Abstract

OBJECTIVE

To compare maternal and fetal outcomes of dystocia managed surgically and nonsurgically at referral hospitals (RHs) versus community medicine clinics (CMCs), determine the rate of C-section, and evaluate the incidence of hypoglycemia and hypocalcemia in bitches presented with dystocia.

ANIMALS

Bitches presented with dystocia at 2 RHs and 2 CMCs.

METHODS

Information on signalment, presence of hypoglycemia and/or hypocalcemia, diagnostic imaging performed, nonsurgical and surgical interventions performed, maternal and fetal outcomes, and total cost of care was obtained from the electronic medical records of bitches presenting for dystocia between October 2015 and October 2020. Descriptive statistics were performed and outcome compared between RHs and CMCs using a Fisher exact test, with a P < .05 considered significant.

RESULTS

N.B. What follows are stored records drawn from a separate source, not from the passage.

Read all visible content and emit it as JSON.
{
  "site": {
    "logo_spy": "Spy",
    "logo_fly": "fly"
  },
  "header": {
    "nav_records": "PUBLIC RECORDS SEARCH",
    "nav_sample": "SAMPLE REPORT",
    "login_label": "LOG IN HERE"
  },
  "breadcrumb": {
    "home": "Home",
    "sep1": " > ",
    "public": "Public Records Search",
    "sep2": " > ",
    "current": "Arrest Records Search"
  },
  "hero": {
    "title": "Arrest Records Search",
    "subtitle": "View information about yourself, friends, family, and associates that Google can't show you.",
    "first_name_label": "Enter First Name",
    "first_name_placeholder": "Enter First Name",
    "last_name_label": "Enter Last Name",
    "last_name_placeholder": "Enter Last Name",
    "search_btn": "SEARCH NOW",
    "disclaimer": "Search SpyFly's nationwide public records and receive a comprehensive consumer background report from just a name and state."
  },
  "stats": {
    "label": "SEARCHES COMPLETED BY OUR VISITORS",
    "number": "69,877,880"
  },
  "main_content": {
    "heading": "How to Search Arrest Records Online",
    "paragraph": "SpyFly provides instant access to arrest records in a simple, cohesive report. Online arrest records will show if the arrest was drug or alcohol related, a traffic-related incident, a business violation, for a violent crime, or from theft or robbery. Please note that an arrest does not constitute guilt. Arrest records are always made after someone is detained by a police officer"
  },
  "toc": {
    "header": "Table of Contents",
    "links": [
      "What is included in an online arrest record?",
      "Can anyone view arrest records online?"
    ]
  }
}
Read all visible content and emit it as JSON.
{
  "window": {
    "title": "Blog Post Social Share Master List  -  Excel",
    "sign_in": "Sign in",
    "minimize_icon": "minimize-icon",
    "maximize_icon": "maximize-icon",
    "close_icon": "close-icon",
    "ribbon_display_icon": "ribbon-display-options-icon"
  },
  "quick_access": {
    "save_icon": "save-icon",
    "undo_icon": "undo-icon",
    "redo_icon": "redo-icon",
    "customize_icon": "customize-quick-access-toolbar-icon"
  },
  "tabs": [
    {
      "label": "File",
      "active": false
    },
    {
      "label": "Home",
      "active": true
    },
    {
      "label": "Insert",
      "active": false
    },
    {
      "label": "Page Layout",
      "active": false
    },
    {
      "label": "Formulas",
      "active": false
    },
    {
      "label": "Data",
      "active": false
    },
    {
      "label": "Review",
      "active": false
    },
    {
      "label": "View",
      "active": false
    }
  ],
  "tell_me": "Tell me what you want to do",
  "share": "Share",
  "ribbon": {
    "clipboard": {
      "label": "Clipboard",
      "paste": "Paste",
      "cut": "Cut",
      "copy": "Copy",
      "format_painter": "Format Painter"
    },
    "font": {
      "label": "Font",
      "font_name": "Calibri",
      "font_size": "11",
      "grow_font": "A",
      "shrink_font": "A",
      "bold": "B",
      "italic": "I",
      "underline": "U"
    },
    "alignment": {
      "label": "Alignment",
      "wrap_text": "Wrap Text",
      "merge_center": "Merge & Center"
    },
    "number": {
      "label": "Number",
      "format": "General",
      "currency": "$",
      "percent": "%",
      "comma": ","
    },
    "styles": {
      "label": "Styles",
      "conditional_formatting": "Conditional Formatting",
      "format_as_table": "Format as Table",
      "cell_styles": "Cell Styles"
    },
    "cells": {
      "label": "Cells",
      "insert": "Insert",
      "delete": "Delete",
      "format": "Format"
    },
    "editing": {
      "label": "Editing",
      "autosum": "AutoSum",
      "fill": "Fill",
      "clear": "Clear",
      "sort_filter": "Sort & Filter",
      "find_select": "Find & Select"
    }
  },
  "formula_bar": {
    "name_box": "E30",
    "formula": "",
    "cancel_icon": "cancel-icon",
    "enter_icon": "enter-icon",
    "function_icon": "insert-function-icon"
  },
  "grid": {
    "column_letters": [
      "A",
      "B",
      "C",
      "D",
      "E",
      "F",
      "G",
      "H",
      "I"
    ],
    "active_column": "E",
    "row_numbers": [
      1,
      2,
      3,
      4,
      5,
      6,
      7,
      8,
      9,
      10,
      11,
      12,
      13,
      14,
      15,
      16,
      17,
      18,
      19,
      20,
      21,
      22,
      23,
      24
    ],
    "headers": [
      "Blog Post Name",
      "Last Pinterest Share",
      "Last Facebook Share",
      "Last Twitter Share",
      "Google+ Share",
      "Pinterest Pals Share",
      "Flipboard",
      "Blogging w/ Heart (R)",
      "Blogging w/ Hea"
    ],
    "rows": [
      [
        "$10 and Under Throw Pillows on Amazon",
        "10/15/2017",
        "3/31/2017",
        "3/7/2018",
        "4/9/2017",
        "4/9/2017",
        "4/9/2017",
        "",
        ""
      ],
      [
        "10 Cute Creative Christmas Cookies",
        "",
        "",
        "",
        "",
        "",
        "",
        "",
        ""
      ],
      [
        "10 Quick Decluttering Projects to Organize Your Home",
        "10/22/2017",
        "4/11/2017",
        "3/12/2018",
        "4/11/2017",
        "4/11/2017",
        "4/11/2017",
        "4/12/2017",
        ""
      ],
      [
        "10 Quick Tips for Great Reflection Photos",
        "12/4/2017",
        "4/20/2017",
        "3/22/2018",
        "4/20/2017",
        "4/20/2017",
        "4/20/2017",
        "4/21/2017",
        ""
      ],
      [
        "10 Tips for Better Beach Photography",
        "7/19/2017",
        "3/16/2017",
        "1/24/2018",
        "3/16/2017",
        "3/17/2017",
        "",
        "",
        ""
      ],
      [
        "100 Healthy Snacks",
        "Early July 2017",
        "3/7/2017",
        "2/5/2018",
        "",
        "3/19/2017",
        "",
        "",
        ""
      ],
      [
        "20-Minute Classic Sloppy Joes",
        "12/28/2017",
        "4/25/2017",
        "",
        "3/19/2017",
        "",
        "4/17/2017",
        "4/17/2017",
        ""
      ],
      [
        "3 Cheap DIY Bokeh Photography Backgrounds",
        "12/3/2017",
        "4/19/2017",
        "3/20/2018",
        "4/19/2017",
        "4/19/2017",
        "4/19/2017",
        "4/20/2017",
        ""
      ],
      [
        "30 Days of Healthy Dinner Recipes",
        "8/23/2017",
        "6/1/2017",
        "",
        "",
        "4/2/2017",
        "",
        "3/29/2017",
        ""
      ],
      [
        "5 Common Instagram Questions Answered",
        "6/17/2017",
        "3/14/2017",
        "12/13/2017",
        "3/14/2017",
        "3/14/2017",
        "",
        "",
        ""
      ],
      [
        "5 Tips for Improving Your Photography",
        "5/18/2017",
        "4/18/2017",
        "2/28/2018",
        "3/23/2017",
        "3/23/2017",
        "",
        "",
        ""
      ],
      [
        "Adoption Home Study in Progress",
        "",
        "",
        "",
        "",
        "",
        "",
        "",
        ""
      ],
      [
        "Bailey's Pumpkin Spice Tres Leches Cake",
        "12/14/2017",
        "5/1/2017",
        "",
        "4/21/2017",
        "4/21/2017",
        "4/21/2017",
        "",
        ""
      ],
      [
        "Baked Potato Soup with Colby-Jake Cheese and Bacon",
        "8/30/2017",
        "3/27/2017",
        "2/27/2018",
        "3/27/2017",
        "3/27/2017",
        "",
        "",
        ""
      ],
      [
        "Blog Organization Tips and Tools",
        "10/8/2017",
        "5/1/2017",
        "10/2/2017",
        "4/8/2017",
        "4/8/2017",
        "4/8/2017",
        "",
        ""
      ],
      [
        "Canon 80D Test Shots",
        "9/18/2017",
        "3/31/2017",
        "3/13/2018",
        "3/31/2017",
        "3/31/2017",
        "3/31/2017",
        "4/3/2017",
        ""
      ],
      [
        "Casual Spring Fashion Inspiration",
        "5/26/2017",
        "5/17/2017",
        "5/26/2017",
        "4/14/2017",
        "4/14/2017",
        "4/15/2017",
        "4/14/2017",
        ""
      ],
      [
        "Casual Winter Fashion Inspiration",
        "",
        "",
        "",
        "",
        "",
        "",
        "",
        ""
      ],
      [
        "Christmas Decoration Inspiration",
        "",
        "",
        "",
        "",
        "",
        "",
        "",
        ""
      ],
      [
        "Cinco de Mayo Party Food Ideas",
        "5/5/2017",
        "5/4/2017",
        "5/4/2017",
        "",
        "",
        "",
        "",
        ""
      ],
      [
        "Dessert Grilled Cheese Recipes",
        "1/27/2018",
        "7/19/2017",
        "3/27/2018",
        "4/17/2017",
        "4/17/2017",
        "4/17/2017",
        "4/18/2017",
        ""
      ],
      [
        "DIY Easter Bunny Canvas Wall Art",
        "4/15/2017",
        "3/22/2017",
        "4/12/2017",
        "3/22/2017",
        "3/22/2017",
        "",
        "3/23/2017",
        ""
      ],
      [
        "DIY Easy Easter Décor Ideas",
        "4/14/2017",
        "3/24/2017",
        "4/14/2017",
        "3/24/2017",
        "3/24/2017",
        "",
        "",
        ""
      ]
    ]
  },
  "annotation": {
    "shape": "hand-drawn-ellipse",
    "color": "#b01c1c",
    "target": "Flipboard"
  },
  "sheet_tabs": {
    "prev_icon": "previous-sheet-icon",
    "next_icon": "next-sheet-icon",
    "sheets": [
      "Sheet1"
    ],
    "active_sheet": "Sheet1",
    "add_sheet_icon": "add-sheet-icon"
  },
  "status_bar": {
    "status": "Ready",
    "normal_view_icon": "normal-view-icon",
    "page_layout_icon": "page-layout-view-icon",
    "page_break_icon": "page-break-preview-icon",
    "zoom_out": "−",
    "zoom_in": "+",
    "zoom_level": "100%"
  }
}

230 bitches were evaluated with 243 separate episodes of dystocia, with 183 (75%) episodes treated at an RH and 60 (25%) at a CMC. There was a low incidence of hypoglycemia (5% [9/178]) and ionized hypocalcemia (1% [2/164]). Seventy-three percent (177/243) of bitches underwent surgical intervention, 25% (61/243) received nonsurgical management, and 2% (5/243) transferred to their primary veterinarian. There was no difference in survival for bitches operated at an RH compared with a CMC. However, bitches operated at an RH were more likely (P = .04) to be discharged with at least 1 live neonate.

CLINICAL RELEVANCE

In bitches diagnosed with dystocia, hypoglycemia and hypocalcemia were rare. The majority of bitches underwent a C-section. The setting where the C-section was performed did not impact maternal survival.

Full access
in Journal of the American Veterinary Medical Association